If a line in the records below includes the word "window", count it, then give the total and nothing else.

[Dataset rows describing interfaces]
[Start of section]
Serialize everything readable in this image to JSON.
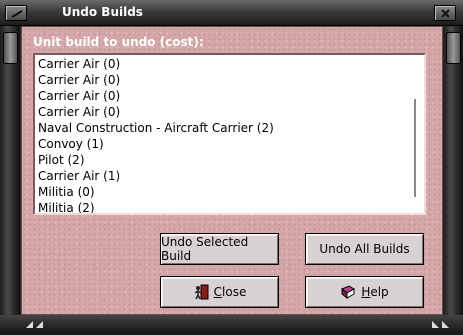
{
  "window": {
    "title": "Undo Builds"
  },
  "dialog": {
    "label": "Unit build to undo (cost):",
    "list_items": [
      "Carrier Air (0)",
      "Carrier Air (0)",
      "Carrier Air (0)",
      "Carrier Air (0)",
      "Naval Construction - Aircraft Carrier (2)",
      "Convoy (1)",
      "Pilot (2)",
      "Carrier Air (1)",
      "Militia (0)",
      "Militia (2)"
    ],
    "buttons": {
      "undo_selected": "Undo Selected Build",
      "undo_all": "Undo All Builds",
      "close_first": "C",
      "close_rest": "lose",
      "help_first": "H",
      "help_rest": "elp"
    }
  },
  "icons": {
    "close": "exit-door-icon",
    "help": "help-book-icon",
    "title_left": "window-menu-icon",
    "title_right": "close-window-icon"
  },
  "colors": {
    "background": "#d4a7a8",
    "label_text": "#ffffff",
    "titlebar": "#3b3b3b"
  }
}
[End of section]
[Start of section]
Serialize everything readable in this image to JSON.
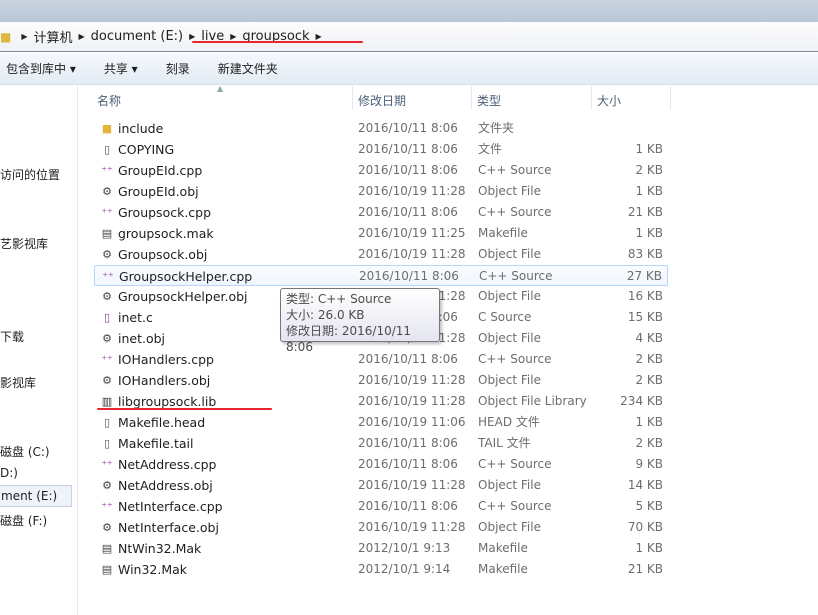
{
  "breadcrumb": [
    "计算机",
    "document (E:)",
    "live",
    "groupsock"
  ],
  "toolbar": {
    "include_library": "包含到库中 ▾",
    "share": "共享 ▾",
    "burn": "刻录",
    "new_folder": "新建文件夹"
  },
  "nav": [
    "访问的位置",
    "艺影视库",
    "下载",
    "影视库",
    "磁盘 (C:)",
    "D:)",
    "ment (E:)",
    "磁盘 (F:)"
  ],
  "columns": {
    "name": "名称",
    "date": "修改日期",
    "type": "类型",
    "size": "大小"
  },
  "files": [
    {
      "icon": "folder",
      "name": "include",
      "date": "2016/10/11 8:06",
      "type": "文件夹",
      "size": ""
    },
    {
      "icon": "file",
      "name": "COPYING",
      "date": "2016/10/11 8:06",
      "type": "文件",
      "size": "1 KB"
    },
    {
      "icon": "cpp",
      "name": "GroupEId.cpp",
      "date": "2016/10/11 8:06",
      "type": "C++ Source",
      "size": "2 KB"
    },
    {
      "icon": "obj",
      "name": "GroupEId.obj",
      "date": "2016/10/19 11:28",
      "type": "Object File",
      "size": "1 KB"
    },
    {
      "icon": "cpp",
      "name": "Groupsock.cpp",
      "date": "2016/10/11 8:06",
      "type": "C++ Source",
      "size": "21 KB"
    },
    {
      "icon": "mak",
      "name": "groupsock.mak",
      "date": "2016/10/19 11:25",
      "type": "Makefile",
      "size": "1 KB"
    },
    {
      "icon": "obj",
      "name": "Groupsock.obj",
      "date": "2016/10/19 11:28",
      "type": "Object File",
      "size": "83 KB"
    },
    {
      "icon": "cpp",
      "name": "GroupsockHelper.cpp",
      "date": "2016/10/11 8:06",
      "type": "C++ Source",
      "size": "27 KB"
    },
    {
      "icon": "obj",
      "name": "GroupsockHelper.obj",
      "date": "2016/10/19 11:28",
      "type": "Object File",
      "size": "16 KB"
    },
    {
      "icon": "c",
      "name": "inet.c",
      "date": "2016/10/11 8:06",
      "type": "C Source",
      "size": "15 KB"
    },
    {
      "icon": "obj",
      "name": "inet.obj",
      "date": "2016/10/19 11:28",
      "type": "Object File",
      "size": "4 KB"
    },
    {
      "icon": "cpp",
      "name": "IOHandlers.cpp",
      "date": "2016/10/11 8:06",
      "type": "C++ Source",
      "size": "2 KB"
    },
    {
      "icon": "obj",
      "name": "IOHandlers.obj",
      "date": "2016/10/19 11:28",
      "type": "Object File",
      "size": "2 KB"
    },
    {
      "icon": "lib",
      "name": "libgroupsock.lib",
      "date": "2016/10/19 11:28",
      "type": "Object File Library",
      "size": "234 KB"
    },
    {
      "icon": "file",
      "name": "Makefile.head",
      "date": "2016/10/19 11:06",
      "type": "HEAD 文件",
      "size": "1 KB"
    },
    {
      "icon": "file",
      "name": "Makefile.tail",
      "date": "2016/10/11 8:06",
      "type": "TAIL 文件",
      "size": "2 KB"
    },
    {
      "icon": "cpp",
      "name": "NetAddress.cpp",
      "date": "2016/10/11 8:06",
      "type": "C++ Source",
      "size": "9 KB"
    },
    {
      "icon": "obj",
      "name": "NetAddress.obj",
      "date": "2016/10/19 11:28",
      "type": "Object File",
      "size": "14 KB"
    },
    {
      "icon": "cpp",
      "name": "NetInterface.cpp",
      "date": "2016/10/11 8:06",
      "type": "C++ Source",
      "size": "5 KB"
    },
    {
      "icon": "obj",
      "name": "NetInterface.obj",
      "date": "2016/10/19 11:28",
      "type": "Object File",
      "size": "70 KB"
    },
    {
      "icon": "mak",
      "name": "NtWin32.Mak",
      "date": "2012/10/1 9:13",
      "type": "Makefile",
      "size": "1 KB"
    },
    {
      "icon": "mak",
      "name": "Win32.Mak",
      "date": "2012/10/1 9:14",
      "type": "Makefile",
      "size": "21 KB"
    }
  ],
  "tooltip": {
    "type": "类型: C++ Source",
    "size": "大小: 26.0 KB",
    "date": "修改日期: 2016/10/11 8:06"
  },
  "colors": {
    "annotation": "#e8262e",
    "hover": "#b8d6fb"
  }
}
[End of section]
| Answer box |
3